The products depend on the maturity level of the community in terms of design skills. Sometimes they provide their own specific designs and sometimes, they rely on what the artisans come up with.
“We stand on the pillars of design, tradition, and inclusion,” she explained. “And as a social enterprise, we work with communities in the Philippines to bring these beautifully handcrafted pieces into the U.S. market.”
Nathalie and her husband Patrick both used to work in banking and finance. She used to work for Standard Chartered Bank in the Philippines, then left to pursue her masters in international development in the UK.
“I have always been passionate about helping the local communities and that’s why we’re trying to come up with a sustainable social impact model where we can reinvest part of the profits back into the community,” Lim said.
This reinvestment may come in the form of training, education and financial literacy for the artisans and workers. “It’s still a long way to go but we’re getting there,” Lim quipped.
Likha has also partnered with almost 50 retailers across the United States, Australia, and Japan, have participated in heavily curated craft shows such as the Renegade Craft Fair, and have collaborated with brands such as West Elm, Pottery Barn, Williams Sonoma and Anthropologie in California to make sure that their products are out there.

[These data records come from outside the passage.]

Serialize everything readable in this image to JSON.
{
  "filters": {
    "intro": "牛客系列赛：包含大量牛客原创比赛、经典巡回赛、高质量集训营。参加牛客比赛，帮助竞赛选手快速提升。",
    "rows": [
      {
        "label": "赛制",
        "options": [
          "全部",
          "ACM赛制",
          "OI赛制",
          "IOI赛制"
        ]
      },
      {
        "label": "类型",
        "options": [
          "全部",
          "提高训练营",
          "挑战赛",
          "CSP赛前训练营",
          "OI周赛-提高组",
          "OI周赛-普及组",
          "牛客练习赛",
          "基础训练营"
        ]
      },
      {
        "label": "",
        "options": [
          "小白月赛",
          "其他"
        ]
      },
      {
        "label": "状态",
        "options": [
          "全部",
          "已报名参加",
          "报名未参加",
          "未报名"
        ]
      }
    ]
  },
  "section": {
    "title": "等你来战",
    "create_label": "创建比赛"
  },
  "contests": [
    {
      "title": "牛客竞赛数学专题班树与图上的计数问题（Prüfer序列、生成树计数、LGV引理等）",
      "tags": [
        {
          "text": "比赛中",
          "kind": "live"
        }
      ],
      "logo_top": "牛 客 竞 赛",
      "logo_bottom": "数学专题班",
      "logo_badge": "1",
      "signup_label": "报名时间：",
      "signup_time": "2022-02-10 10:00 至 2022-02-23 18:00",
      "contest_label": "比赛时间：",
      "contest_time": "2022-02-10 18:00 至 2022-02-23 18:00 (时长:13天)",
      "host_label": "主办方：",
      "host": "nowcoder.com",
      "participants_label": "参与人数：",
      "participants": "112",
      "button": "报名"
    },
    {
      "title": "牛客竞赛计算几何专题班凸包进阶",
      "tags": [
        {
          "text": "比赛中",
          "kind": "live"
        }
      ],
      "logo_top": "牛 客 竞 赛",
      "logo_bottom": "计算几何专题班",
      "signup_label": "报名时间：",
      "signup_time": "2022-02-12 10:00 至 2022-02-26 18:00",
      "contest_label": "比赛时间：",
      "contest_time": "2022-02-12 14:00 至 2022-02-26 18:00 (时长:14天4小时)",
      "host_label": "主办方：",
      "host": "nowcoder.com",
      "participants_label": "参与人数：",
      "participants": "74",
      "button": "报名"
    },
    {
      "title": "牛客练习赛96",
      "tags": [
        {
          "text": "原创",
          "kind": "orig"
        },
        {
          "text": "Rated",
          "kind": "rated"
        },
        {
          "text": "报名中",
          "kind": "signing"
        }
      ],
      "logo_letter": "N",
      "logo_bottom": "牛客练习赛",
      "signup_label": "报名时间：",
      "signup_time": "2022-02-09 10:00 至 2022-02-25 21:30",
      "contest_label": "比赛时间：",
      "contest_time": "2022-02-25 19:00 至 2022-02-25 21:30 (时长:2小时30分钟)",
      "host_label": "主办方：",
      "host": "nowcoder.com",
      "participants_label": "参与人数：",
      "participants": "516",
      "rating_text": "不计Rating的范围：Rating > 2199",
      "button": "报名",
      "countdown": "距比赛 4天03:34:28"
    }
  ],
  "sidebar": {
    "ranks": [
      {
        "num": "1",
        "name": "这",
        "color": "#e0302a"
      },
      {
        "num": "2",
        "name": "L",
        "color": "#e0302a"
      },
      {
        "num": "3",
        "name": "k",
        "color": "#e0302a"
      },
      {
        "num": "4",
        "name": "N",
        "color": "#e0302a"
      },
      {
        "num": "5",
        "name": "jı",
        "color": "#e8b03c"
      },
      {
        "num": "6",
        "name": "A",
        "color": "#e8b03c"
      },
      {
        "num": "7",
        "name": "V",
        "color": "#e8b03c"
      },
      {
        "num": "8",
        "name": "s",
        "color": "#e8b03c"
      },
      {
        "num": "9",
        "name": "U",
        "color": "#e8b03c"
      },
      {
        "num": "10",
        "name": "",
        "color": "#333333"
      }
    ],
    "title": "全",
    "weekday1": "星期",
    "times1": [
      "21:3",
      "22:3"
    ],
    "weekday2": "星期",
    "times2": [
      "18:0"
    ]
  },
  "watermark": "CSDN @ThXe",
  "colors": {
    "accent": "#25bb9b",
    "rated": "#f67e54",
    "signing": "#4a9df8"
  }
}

Among Likha’s products are planters made of sustainably-sourced coco coir, the fiber from the outer husk of the coconut and is often used for making ropes and matting. These planters come in a variety of designs including dachshund, corgi, hedgehog, pig, whale, hippo, sheep, bunny, frog, owl, pig, bear, dog and cat.
Each planter is crafted by hand using biodegradable, renewable and eco-friendly coconut fiber. An agricultural byproduct of the area’s coconut trade, coco coir turns out to be amazing for plants since it is durable, rot-resistant, and lightweight, and it lets air in and retains just the right amount of moisture.
In a blog post on their website, Nathalie shared that they had the privilege of meeting the fair trade community that makes the coco coir planters when they visited the Philippines and they were amazed.
“As we watched the weavers expertly winding and wrapping the coir in swift, smooth motions, one thing was missing: there were no molds or templates. They were doing it all from memory!” Lim recalled. “Like children watching a master sculptor, we stood in awe as they turned twig wireframe basket into [an] amorphous brown ball and gradually into hedgehog or pig or sheep. Between that and listening to their enriching stories about farm life, respect for nature, and family, it was surreal.”
What does this mean to the buyer? Since these planters are individually crafted by artisans without the use of molds, and are entirely produced from memory, no two planters will be exactly identical to one another.
The collection of planters includes various animals with matching monikers to grant each of them their own unique and individual flair.
There’s Benji the Tiny Bear, Carlo the Corgi, Dara the Dachshund and Olivia the Owl joining the OG, award-winning Hector the Hedgehog. Likha also unveiled new designs, which include Valena the Blue Whale, Blanca the Bunny, Hugo the Hippo, Figaro the Frog, and smaller versions of some of the classic designs. These planters come in different sizes, and they can fit a variety of different plants such as succulents, bulbs, air plants, ferns, flowers, more.
When you buy from LIKHA, you support Philippine artisans and their families.
“Our goal is to provide sustainable jobs for communities in the Philippines through the purchase of their handcrafted goods. When our partner artisans make their own income, they spend it on their children’s education and healthier food for their families. Every day we are motivated to support the people we work with,” Lim said.
“Our makers are spread across the country. We aim to provide more than just livelihood – through our partnership with local artisans, we hope to help uplift their status, and uphold their dignity,” Lim concluded.